→ **Work item**:
Report every line of the records below that contains the word "About".
===
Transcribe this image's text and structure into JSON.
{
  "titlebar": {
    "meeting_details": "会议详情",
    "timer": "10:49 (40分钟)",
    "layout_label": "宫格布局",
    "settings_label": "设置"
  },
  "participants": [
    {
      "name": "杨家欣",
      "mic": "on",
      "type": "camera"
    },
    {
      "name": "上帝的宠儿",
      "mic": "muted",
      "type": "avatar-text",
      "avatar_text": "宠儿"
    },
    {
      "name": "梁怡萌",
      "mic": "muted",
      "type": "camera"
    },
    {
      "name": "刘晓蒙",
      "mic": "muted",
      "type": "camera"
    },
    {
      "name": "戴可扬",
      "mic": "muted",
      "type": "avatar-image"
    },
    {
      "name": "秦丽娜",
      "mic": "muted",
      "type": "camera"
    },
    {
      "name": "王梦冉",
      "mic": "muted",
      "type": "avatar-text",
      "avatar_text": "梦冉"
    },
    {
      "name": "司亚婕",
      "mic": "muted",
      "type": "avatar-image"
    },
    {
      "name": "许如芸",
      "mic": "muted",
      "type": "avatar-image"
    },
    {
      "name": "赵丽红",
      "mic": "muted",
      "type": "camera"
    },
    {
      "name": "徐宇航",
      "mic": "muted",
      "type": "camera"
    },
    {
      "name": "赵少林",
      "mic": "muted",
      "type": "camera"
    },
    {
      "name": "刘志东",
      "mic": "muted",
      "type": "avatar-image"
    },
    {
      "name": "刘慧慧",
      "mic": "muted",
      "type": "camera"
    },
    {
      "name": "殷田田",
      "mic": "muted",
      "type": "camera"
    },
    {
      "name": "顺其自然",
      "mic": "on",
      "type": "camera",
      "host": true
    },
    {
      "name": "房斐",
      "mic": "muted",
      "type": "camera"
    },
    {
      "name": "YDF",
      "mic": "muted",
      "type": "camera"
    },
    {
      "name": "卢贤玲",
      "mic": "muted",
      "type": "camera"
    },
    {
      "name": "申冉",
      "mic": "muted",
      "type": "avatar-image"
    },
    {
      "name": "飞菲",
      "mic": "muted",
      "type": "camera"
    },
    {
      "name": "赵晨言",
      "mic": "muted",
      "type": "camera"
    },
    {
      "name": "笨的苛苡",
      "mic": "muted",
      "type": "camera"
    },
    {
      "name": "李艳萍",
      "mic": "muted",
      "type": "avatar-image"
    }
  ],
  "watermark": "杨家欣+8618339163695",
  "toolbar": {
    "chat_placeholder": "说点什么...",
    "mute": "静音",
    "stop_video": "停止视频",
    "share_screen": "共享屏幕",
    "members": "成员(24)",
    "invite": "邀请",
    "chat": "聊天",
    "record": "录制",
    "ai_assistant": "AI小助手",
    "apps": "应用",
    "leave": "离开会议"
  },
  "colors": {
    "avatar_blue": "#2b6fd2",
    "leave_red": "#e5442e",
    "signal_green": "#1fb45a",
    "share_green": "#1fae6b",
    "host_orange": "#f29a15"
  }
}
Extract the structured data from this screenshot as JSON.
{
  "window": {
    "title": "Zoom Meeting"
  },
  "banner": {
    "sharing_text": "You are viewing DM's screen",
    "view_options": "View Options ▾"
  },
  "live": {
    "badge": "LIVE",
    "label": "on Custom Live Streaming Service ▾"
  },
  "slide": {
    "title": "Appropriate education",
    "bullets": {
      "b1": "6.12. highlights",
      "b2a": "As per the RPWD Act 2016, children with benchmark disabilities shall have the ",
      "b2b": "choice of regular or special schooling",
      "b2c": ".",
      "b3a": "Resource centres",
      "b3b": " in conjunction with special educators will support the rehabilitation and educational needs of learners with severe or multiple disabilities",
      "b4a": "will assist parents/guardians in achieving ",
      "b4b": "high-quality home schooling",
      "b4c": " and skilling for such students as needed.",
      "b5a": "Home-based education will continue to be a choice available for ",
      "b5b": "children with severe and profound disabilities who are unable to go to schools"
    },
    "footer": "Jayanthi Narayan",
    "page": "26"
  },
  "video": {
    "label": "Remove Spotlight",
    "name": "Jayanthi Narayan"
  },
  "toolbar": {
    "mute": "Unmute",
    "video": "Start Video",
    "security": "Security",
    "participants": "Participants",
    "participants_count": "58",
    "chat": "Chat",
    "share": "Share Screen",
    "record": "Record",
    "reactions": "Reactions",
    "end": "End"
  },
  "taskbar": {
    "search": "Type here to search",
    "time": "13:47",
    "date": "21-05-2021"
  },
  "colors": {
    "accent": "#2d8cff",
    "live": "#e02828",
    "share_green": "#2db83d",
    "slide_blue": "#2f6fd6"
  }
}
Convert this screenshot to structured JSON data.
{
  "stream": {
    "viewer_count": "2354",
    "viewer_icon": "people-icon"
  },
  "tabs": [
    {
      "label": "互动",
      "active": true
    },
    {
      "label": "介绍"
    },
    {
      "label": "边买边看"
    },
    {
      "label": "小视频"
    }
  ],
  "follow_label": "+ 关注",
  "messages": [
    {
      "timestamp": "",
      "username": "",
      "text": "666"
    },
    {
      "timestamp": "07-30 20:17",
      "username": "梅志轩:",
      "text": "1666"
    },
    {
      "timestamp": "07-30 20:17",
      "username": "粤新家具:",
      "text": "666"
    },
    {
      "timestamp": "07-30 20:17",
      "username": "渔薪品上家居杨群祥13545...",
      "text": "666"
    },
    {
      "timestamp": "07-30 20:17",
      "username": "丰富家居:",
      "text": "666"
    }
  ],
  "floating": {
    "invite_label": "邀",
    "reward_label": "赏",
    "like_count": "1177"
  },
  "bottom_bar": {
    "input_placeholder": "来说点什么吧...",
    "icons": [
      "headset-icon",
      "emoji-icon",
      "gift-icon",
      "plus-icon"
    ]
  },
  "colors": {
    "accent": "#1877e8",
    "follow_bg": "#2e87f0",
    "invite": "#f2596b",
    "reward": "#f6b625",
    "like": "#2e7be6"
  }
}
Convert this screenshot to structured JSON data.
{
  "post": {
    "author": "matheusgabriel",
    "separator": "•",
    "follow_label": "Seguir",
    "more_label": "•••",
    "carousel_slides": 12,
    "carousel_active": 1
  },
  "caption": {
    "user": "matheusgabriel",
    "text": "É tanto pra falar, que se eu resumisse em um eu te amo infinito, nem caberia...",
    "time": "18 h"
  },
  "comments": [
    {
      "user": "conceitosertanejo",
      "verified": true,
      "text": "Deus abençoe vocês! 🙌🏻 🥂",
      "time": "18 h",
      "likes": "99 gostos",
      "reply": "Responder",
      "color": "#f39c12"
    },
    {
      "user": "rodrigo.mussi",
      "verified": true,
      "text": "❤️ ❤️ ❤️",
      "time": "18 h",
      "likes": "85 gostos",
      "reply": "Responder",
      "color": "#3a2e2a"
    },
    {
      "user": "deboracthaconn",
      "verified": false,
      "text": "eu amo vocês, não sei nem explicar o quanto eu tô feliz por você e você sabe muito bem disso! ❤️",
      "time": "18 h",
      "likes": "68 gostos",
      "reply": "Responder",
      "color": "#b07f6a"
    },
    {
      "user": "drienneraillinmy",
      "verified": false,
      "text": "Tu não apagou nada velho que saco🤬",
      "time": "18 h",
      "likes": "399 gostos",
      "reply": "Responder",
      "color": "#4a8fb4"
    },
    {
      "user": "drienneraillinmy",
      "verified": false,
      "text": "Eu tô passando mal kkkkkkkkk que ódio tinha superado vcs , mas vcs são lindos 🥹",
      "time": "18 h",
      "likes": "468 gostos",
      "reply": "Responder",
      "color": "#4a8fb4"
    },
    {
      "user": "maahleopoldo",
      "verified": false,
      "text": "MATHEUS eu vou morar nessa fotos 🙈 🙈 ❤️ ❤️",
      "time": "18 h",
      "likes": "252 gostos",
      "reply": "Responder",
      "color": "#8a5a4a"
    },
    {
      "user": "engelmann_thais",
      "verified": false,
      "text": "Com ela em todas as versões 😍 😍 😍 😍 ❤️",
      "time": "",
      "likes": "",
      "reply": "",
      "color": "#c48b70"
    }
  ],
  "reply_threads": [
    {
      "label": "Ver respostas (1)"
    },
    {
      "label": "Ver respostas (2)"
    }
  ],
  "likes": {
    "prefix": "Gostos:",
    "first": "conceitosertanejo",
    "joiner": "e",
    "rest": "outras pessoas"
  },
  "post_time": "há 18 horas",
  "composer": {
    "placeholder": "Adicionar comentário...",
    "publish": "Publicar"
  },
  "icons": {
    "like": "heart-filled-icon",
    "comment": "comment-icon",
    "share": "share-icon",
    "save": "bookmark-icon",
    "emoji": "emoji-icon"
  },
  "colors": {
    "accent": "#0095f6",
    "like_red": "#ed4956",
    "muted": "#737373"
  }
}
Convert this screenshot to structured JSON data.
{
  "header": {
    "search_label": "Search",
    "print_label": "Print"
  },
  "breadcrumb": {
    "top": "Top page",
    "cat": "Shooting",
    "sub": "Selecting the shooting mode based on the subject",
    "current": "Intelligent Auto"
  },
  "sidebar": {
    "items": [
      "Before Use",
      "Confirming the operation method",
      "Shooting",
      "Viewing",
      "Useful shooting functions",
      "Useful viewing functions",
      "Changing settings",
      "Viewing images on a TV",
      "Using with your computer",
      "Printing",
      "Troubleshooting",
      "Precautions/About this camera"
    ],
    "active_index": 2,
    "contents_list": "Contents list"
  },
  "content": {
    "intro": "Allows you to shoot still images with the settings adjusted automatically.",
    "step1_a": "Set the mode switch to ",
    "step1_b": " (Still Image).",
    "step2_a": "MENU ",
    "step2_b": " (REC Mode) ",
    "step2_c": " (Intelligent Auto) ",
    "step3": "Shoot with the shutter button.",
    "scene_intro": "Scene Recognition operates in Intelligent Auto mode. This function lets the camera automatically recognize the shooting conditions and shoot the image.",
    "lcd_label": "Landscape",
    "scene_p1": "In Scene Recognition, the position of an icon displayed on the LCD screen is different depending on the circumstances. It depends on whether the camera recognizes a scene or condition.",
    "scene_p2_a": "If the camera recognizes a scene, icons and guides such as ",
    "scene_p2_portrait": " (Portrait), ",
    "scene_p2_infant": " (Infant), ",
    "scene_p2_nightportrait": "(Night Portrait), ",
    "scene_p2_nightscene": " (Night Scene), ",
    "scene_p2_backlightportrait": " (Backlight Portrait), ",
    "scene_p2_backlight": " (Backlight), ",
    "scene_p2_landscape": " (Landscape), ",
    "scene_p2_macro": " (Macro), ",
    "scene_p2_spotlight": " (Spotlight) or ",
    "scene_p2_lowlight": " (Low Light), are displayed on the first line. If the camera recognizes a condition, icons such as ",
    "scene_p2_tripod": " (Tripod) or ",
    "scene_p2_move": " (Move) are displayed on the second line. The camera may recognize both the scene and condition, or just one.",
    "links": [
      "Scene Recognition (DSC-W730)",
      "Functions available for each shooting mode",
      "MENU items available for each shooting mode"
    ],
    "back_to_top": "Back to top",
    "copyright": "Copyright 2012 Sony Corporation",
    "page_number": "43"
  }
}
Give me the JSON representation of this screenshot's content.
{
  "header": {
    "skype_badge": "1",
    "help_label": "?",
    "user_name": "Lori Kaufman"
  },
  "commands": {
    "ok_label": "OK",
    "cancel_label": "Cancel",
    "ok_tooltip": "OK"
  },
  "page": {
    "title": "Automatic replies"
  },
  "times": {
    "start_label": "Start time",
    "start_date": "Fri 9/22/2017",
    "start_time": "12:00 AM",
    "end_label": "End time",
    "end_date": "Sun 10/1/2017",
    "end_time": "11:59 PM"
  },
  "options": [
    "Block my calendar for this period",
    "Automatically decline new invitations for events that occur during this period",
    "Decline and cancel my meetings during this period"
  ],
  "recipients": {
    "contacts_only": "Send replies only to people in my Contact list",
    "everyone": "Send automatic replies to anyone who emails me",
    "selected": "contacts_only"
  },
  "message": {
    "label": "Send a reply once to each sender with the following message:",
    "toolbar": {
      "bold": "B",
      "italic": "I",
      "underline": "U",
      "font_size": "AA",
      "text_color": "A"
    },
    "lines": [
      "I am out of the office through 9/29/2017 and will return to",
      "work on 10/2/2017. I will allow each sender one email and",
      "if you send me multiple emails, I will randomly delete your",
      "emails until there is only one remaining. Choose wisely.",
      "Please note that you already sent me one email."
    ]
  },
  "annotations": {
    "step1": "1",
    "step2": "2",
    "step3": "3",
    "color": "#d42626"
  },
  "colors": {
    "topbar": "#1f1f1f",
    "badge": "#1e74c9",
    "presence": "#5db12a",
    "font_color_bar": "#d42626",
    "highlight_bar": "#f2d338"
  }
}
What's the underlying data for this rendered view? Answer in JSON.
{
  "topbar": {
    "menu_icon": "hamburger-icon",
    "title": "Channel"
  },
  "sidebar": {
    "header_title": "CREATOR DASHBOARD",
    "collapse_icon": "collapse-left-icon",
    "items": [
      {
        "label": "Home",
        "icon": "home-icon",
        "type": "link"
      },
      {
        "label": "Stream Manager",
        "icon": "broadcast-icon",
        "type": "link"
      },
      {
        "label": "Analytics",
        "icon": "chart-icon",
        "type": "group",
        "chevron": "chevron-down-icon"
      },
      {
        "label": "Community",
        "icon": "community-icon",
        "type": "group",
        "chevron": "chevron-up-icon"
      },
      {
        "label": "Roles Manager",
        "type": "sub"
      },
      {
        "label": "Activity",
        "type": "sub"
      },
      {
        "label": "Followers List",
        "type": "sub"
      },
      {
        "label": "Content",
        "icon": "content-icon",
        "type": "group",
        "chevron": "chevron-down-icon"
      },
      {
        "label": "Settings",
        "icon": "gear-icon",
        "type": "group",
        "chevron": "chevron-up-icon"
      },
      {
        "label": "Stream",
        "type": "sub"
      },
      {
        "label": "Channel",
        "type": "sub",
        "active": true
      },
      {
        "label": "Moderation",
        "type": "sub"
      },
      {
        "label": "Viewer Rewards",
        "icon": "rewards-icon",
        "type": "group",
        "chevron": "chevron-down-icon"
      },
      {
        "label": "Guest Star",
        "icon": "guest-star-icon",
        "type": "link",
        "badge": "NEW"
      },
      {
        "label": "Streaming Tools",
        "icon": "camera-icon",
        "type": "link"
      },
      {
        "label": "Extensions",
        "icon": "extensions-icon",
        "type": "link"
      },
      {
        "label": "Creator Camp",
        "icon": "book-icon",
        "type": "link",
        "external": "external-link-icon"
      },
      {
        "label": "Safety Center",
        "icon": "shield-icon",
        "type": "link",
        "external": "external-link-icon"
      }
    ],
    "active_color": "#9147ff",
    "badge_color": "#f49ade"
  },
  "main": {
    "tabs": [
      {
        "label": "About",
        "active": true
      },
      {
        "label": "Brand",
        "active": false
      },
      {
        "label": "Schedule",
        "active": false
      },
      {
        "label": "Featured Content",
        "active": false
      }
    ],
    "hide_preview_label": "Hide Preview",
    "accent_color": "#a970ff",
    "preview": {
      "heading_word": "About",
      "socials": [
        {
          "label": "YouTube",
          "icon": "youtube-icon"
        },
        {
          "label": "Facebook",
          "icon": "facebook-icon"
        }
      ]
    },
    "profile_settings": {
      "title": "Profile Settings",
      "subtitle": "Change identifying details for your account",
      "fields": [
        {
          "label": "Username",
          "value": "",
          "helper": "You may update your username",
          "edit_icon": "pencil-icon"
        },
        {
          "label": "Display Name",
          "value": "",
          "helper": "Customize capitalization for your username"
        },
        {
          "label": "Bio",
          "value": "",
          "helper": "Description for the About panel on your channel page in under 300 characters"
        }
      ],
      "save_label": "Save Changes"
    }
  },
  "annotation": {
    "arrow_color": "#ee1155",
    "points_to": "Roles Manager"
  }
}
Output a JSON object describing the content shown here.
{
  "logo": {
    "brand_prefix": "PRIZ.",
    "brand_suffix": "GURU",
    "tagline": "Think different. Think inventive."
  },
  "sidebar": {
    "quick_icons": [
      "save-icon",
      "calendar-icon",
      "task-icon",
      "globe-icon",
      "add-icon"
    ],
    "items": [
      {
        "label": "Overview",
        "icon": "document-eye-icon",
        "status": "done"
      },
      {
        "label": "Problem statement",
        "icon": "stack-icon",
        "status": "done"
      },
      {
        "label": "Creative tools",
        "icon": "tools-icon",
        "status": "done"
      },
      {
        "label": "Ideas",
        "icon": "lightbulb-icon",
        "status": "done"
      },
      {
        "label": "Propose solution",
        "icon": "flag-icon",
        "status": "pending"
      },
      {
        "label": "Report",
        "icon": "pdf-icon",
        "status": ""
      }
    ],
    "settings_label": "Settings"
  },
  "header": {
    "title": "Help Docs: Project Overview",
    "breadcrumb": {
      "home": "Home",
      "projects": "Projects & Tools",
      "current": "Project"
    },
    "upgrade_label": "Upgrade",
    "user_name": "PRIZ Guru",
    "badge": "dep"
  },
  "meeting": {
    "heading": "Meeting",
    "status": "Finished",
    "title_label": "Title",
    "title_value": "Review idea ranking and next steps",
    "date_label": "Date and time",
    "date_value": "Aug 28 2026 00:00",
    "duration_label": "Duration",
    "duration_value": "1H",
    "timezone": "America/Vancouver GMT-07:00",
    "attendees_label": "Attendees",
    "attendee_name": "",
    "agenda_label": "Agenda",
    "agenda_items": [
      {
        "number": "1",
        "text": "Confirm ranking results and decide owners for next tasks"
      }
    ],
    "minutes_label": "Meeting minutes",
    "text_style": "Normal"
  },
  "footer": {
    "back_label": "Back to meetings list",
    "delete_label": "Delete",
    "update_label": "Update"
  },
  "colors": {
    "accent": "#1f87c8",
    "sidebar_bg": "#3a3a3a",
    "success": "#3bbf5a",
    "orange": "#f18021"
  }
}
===
→ **Expected answer**:
      "Precautions/About this camera"
        "label": "About",
      "heading_word": "About",
          "helper": "Description for the About panel on your channel page in under 300 characters"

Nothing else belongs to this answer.